TASK GOAL: Since pictures are not wanted, repeat only the text of the records, word for word.

EXERCISE MATERIAL:
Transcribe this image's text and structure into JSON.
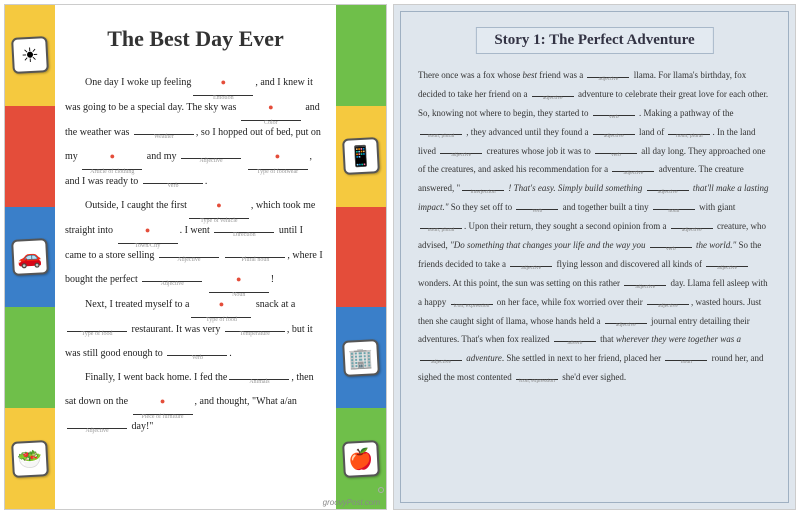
{
  "left": {
    "title": "The Best Day Ever",
    "attribution": "groovyPost.com",
    "story": {
      "l1a": "One day I woke up feeling ",
      "l1b": ", and I knew",
      "l2a": "it was going to be a special day. The sky was ",
      "l3a": "and the weather was ",
      "l3b": ", so I hopped out of",
      "l4a": "bed, put on my ",
      "l4b": " and my ",
      "l5a": ", and I was ready to ",
      "l5b": ".",
      "l6a": "Outside, I caught the first ",
      "l6b": ", which took",
      "l7a": "me straight into ",
      "l7b": ". I went ",
      "l8a": "until I came to a store selling ",
      "l8b": " ",
      "l8c": ",",
      "l9a": "where I bought the perfect ",
      "l9b": " ",
      "l9c": "!",
      "l10a": "Next, I treated myself to a ",
      "l10b": " snack at a",
      "l11a": " restaurant. It was very ",
      "l11b": ",",
      "l12a": "but it was still good enough to ",
      "l12b": ".",
      "l13a": "Finally, I went back home. I fed the ",
      "l13b": ",",
      "l14a": "then sat down on the ",
      "l14b": ", and thought, \"What",
      "l15a": "a/an ",
      "l15b": " day!\""
    },
    "hints": {
      "emotion": "Emotion",
      "color": "Color",
      "weather": "Weather",
      "clothing": "Article of clothing",
      "adjective": "Adjective",
      "footwear": "Type of footwear",
      "verb": "Verb",
      "vehicle": "Type of vehicle",
      "town": "Town/City",
      "direction": "Direction",
      "plural": "Plural noun",
      "noun": "Noun",
      "food": "Type of food",
      "temp": "Temperature",
      "animals": "Animals",
      "furniture": "Piece of furniture"
    },
    "stickers": [
      "☀",
      "🚗",
      "🥗",
      "📱",
      "🏢",
      "🍎"
    ]
  },
  "right": {
    "title": "Story 1: The Perfect Adventure",
    "story": {
      "p1a": "There once was a fox whose ",
      "p1em": "best",
      "p1b": " friend was a ",
      "p1c": " llama. For llama's",
      "p2a": "birthday, fox decided to take her friend on a ",
      "p2b": " adventure to",
      "p3a": "celebrate their great love for each other. So, knowing not where to begin,",
      "p4a": "they started to ",
      "p4b": " . Making a pathway of the ",
      "p4c": " , they",
      "p5a": " advanced until they found a ",
      "p5b": " land of ",
      "p5c": ". In the land lived",
      "p6a": " creatures whose job it was to ",
      "p6b": " all day long.",
      "p7a": "They approached one of the creatures, and asked his recommendation for a",
      "p8a": " adventure. The creature answered, \"",
      "p8b": " ! That's easy.",
      "p9a": "Simply build something ",
      "p9b": " that'll make a lasting impact.\"",
      "p9c": " So they set",
      "p10a": "off to ",
      "p10b": " and together built a tiny ",
      "p10c": " with giant ",
      "p10d": ".",
      "p11a": "Upon their return, they sought a second opinion from a ",
      "p11b": " creature,",
      "p12a": "who advised, ",
      "p12em": "\"Do something that changes your life and the way you ",
      "p12b": "",
      "p13a": "the world.\"",
      "p13b": " So the friends decided to take a ",
      "p13c": " flying lesson",
      "p14a": "and discovered all kinds of ",
      "p14b": " wonders.",
      "p15a": "At this point, the sun was setting on this rather ",
      "p15b": " day. Llama fell",
      "p16a": "asleep with a happy ",
      "p16b": " on her face, while fox worried over their",
      "p17a": ", wasted hours. Just then she caught sight of llama, whose hands",
      "p18a": "held a ",
      "p18b": " journal entry detailing their adventures. That's when",
      "p19a": "fox realized ",
      "p19b": " that ",
      "p19em": "wherever they were together was a ",
      "p20a": "adventure",
      "p20b": ". She settled in next to her friend, placed her ",
      "p20c": " round",
      "p21a": "her, and sighed the most contented ",
      "p21b": " she'd ever sighed."
    },
    "hints": {
      "adjective": "adjective",
      "verb": "verb",
      "nounpl": "noun, plural",
      "noun": "noun",
      "interjection": "interjection",
      "adverb": "adverb",
      "iconexpr": "icon, expression"
    }
  }
}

ANSWER SPACE:
Transcribe this image's text and structure into JSON.
{
  "left": {
    "title": "The Best Day Ever",
    "attribution": "groovyPost.com",
    "story": {
      "l1a": "One day I woke up feeling ",
      "l1b": ", and I knew",
      "l2a": "it was going to be a special day. The sky was ",
      "l3a": "and the weather was ",
      "l3b": ", so I hopped out of",
      "l4a": "bed, put on my ",
      "l4b": " and my ",
      "l5a": ", and I was ready to ",
      "l5b": ".",
      "l6a": "Outside, I caught the first ",
      "l6b": ", which took",
      "l7a": "me straight into ",
      "l7b": ". I went ",
      "l8a": "until I came to a store selling ",
      "l8b": " ",
      "l8c": ",",
      "l9a": "where I bought the perfect ",
      "l9b": " ",
      "l9c": "!",
      "l10a": "Next, I treated myself to a ",
      "l10b": " snack at a",
      "l11a": " restaurant. It was very ",
      "l11b": ",",
      "l12a": "but it was still good enough to ",
      "l12b": ".",
      "l13a": "Finally, I went back home. I fed the ",
      "l13b": ",",
      "l14a": "then sat down on the ",
      "l14b": ", and thought, \"What",
      "l15a": "a/an ",
      "l15b": " day!\""
    },
    "hints": {
      "emotion": "Emotion",
      "color": "Color",
      "weather": "Weather",
      "clothing": "Article of clothing",
      "adjective": "Adjective",
      "footwear": "Type of footwear",
      "verb": "Verb",
      "vehicle": "Type of vehicle",
      "town": "Town/City",
      "direction": "Direction",
      "plural": "Plural noun",
      "noun": "Noun",
      "food": "Type of food",
      "temp": "Temperature",
      "animals": "Animals",
      "furniture": "Piece of furniture"
    },
    "stickers": [
      "☀",
      "🚗",
      "🥗",
      "📱",
      "🏢",
      "🍎"
    ]
  },
  "right": {
    "title": "Story 1: The Perfect Adventure",
    "story": {
      "p1a": "There once was a fox whose ",
      "p1em": "best",
      "p1b": " friend was a ",
      "p1c": " llama. For llama's",
      "p2a": "birthday, fox decided to take her friend on a ",
      "p2b": " adventure to",
      "p3a": "celebrate their great love for each other. So, knowing not where to begin,",
      "p4a": "they started to ",
      "p4b": " . Making a pathway of the ",
      "p4c": " , they",
      "p5a": " advanced until they found a ",
      "p5b": " land of ",
      "p5c": ". In the land lived",
      "p6a": " creatures whose job it was to ",
      "p6b": " all day long.",
      "p7a": "They approached one of the creatures, and asked his recommendation for a",
      "p8a": " adventure. The creature answered, \"",
      "p8b": " ! That's easy.",
      "p9a": "Simply build something ",
      "p9b": " that'll make a lasting impact.\"",
      "p9c": " So they set",
      "p10a": "off to ",
      "p10b": " and together built a tiny ",
      "p10c": " with giant ",
      "p10d": ".",
      "p11a": "Upon their return, they sought a second opinion from a ",
      "p11b": " creature,",
      "p12a": "who advised, ",
      "p12em": "\"Do something that changes your life and the way you ",
      "p12b": "",
      "p13a": "the world.\"",
      "p13b": " So the friends decided to take a ",
      "p13c": " flying lesson",
      "p14a": "and discovered all kinds of ",
      "p14b": " wonders.",
      "p15a": "At this point, the sun was setting on this rather ",
      "p15b": " day. Llama fell",
      "p16a": "asleep with a happy ",
      "p16b": " on her face, while fox worried over their",
      "p17a": ", wasted hours. Just then she caught sight of llama, whose hands",
      "p18a": "held a ",
      "p18b": " journal entry detailing their adventures. That's when",
      "p19a": "fox realized ",
      "p19b": " that ",
      "p19em": "wherever they were together was a ",
      "p20a": "adventure",
      "p20b": ". She settled in next to her friend, placed her ",
      "p20c": " round",
      "p21a": "her, and sighed the most contented ",
      "p21b": " she'd ever sighed."
    },
    "hints": {
      "adjective": "adjective",
      "verb": "verb",
      "nounpl": "noun, plural",
      "noun": "noun",
      "interjection": "interjection",
      "adverb": "adverb",
      "iconexpr": "icon, expression"
    }
  }
}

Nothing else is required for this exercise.